Why the carbon price support scheme is bad policy
We can draw two conclusions from research into public attitudes towards climate change. The first is that people are on the whole not in denial about the issue and do accept that we must act; the second is that taking action is not high on their list of priorities. Any policies designed to reduce the UK’s carbon emissions must therefore demonstrably achieve their environmental goals.
But to ensure that people don’t increasingly turn against climate policy, government must look to achieving other benefits through climate policy – such as bolstering the UK’s energy security – and take extra care to ensure the costs associated with moving to a low-carbon economy are borne as fairly as possible.
In the current climate of austerity in which households face rising energy prices but static or falling incomes, the very worst thing a government could do is introduce a carbon stealth tax. The carbon price support (CPS) scheme, announced in the budget in March, bears exactly these hallmarks and risks giving climate change policy a bad name as a result.
Not all bad policies are made as a result of bad ideas. The price of carbon in Europe’s flagship emissions trading scheme has been critically low since the finance crisis first had an impact on the real economy. There is a good logic to introducing a cut off point below which governments will not allow the price to fall for fear of interrupting investments in low-carbon energy systems. A plethora of studies have shown that floor prices can help increase the integrity of carbon trading schemes.
The CPS, however, takes the essentially sound notion of a carbon floor price and corrupts it.
‘Hot Air’, a new report from IPPR, analyses the CPS scheme. It concludes that its design means that although emitting carbon in the UK will be more expensive, because the market is Europe-wide, a higher price in the UK will lead to a lower price elsewhere and to the same amount of carbon being emitted. Thus the CPS will save no carbon but it will add to the amount consumers pay for their energy.
It will as a result be unfair; the Government’s own data shows that the scheme will force up to 60,000 more UK households into fuel poverty as energy companies pass on the additional costs of paying the tax to consumers. To many, such as the Taxpayers Alliance, it will simply look like a stealth tax which seeks to raise revenue from consumers for little gain apart from in terms of revenue to government.
Perhaps worst of all, the CPS scheme is unlikely to succeed in one of its most clearly articulated aims. The government argues that introducing a floor price for carbon in the UK will provide more certainty to investors looking to put their money into low-carbon energy projects. However, because the CPS was introduced in the Budget, it will be open to annual scrutiny and potential change, in the same way as fuel duty.

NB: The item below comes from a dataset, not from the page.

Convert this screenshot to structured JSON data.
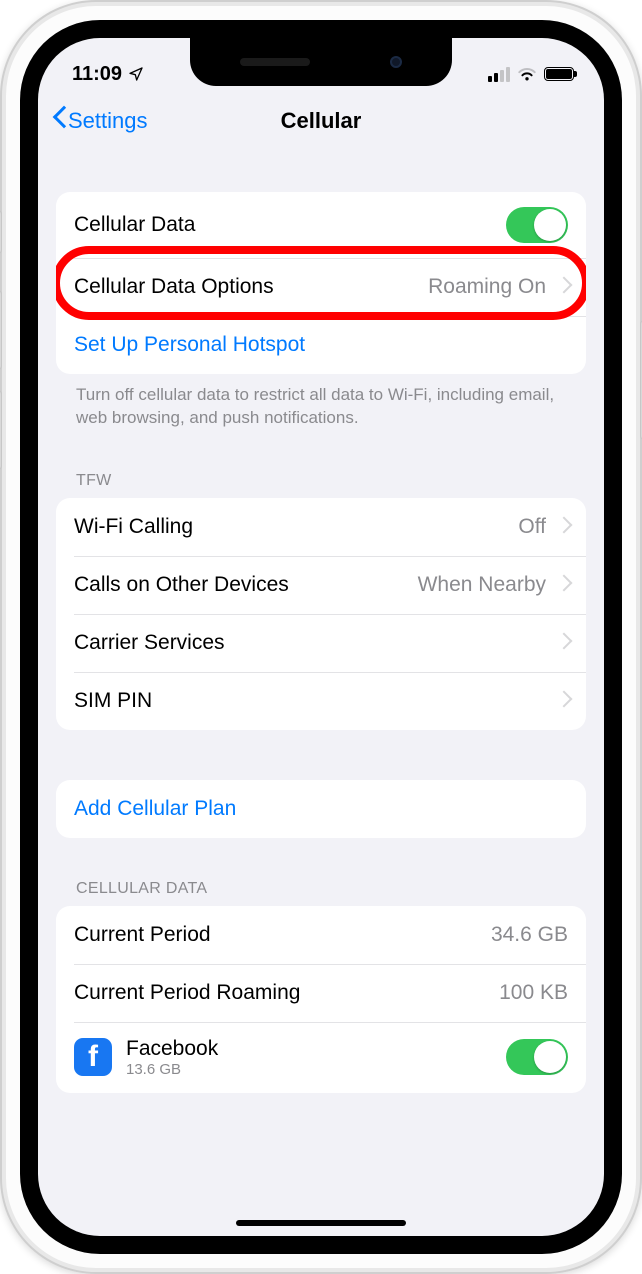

IPPR’s report also looks at the potential for a policy that creates a different carbon price in the UK and elsewhere in Europe to create economic waste. Using new modelling, the report argues that the CPS will undermine the economic efficiency of the scheme and could waste up to £1 billion. At a time of austerity, wasting £1 billion is inexcusable; it’s enough to finance a second carbon capture and storage demonstration plant, for instance.
IPPR argues for a different approach to introducing a floor price for carbon that would see the number of permissible emissions in the UK being reduced. However, because the Government has already introduced the measure, ‘Hot Air’ recommends setting the level of the tax low to minimise the economic waste, soften the blow on hard pressed consumers and impact on other European countries and also urges ministers to press European neighbours to introduce similar measures.